• _Your instructions_: Look through the records below and collect all lines that hold the string "true".

**** Excerpted data

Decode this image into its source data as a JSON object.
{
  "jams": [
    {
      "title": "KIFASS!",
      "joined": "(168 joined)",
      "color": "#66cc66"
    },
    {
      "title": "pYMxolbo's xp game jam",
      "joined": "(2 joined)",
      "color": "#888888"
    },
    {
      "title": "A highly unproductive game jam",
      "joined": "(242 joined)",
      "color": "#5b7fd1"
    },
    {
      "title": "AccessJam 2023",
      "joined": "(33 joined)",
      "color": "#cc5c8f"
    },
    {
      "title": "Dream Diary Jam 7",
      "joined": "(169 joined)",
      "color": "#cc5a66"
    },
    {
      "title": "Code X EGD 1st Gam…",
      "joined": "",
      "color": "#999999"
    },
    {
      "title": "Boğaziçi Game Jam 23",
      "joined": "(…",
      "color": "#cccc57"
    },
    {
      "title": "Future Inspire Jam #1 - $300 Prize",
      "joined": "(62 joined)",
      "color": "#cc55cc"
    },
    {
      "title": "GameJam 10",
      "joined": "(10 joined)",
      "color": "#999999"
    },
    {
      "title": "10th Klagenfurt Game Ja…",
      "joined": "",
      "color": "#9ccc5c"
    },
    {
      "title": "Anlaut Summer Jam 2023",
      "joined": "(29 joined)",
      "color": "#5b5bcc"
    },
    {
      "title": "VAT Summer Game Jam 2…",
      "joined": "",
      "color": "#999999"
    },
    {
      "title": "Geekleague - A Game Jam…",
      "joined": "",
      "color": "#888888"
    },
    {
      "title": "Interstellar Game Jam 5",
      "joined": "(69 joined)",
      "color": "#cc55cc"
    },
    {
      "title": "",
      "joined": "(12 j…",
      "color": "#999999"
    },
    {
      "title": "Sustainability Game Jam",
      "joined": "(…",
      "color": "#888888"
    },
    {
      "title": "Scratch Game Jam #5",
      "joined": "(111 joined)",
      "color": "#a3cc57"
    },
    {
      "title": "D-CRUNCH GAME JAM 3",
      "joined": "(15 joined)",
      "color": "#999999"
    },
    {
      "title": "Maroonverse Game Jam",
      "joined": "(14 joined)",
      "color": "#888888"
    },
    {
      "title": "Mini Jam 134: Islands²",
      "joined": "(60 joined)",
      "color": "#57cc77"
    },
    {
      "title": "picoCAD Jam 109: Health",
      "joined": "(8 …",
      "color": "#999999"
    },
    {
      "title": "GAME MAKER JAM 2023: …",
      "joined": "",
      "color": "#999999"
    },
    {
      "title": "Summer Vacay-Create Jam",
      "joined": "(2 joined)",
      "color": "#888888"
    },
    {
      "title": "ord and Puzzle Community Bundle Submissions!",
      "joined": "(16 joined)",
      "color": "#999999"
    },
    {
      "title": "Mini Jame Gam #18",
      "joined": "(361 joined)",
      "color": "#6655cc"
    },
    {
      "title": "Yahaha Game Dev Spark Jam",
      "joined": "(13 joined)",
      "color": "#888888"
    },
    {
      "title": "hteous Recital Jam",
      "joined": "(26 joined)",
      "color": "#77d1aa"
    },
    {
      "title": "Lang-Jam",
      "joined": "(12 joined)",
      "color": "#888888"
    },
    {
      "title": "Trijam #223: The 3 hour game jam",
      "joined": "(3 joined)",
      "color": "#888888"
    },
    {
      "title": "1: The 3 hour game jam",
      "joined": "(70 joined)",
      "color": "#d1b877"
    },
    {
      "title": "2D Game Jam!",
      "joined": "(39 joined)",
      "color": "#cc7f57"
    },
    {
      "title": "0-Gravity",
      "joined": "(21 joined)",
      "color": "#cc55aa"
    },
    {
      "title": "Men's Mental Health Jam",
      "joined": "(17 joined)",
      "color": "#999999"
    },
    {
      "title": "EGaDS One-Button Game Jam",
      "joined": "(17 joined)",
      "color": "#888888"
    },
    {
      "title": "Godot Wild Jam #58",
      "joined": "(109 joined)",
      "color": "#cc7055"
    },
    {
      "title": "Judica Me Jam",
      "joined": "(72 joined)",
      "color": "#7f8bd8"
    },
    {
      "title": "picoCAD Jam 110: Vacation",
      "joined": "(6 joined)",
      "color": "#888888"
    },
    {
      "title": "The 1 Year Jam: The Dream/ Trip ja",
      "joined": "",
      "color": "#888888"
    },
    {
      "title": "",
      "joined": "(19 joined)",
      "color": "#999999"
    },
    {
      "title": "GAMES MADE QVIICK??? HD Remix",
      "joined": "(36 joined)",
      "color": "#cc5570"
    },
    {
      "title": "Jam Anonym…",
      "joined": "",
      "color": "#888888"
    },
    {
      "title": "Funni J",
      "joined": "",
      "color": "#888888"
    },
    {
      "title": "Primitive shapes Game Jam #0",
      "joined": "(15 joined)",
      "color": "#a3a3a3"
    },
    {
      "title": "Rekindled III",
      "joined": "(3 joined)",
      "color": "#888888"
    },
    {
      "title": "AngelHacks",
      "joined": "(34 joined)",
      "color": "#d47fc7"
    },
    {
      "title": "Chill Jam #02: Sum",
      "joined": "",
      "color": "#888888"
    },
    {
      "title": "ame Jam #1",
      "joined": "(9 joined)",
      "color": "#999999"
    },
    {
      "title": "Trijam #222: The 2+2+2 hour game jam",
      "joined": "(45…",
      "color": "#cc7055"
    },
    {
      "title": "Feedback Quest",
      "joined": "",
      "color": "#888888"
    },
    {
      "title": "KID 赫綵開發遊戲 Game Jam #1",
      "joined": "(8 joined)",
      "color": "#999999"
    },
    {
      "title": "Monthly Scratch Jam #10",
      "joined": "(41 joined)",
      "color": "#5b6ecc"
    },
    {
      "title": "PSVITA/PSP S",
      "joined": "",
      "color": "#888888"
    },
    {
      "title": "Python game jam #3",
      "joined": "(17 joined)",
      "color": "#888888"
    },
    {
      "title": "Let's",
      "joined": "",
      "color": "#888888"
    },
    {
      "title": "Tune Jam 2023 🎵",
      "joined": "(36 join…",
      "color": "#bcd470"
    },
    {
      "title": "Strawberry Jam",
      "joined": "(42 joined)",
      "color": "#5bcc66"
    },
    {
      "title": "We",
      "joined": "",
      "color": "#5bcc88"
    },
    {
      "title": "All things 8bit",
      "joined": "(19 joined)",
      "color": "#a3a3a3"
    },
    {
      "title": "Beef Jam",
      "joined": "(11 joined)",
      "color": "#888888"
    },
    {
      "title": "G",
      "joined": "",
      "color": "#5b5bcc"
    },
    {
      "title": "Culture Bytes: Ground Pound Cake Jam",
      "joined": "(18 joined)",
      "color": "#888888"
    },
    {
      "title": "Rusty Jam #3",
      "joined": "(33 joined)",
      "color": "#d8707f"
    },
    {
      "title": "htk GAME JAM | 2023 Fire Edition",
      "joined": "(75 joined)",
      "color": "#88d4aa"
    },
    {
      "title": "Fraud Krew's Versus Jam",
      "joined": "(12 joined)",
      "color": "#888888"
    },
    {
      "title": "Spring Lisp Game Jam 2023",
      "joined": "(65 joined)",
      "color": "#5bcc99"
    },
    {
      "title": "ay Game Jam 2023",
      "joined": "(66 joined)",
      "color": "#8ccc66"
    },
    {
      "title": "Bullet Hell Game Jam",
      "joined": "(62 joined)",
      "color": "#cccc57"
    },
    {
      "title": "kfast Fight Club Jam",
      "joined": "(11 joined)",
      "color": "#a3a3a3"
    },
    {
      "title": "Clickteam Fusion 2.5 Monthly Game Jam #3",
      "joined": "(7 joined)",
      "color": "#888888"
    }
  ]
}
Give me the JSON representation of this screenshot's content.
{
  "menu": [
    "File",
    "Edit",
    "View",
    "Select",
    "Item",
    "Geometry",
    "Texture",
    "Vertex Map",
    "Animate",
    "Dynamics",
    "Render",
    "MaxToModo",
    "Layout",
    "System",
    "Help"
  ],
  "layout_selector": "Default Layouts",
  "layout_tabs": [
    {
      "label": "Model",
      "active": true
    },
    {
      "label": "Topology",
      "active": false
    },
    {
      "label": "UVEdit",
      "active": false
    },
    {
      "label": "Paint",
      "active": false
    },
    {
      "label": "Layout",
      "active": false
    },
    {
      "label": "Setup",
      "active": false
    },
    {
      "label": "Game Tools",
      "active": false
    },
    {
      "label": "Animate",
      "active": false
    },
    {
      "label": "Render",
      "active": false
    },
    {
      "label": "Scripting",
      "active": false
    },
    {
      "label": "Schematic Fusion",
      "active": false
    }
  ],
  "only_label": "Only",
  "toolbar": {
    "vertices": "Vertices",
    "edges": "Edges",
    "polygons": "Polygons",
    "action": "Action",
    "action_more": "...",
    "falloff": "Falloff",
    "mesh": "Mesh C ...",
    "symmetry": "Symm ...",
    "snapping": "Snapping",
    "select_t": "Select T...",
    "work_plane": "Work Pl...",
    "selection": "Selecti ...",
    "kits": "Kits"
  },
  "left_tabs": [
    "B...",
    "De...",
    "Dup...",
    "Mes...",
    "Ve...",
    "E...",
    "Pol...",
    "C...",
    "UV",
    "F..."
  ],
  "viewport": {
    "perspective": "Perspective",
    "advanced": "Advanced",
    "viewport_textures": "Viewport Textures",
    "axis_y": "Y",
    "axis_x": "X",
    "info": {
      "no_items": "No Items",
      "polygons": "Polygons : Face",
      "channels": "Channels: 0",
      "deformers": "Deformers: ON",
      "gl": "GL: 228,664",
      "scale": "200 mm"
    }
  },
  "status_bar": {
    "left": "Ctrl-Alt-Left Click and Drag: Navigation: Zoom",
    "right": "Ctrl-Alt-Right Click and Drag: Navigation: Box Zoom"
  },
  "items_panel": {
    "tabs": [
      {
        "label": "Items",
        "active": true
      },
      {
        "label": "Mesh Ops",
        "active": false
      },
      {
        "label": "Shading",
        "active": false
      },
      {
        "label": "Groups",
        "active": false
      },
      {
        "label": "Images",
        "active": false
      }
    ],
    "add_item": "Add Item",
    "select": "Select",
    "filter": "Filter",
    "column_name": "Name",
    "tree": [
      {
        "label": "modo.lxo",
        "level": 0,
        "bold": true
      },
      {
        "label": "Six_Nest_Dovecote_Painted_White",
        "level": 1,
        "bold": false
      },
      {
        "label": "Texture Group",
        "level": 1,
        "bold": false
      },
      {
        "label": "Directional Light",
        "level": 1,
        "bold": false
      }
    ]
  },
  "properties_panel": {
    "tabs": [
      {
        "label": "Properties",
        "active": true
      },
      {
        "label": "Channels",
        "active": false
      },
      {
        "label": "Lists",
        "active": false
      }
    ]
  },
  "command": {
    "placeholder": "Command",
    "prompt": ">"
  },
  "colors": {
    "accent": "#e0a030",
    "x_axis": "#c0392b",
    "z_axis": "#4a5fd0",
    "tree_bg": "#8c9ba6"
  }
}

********

• _Reply to the exercise_:
      "active": true
        "active": true
        "bold": true
        "active": true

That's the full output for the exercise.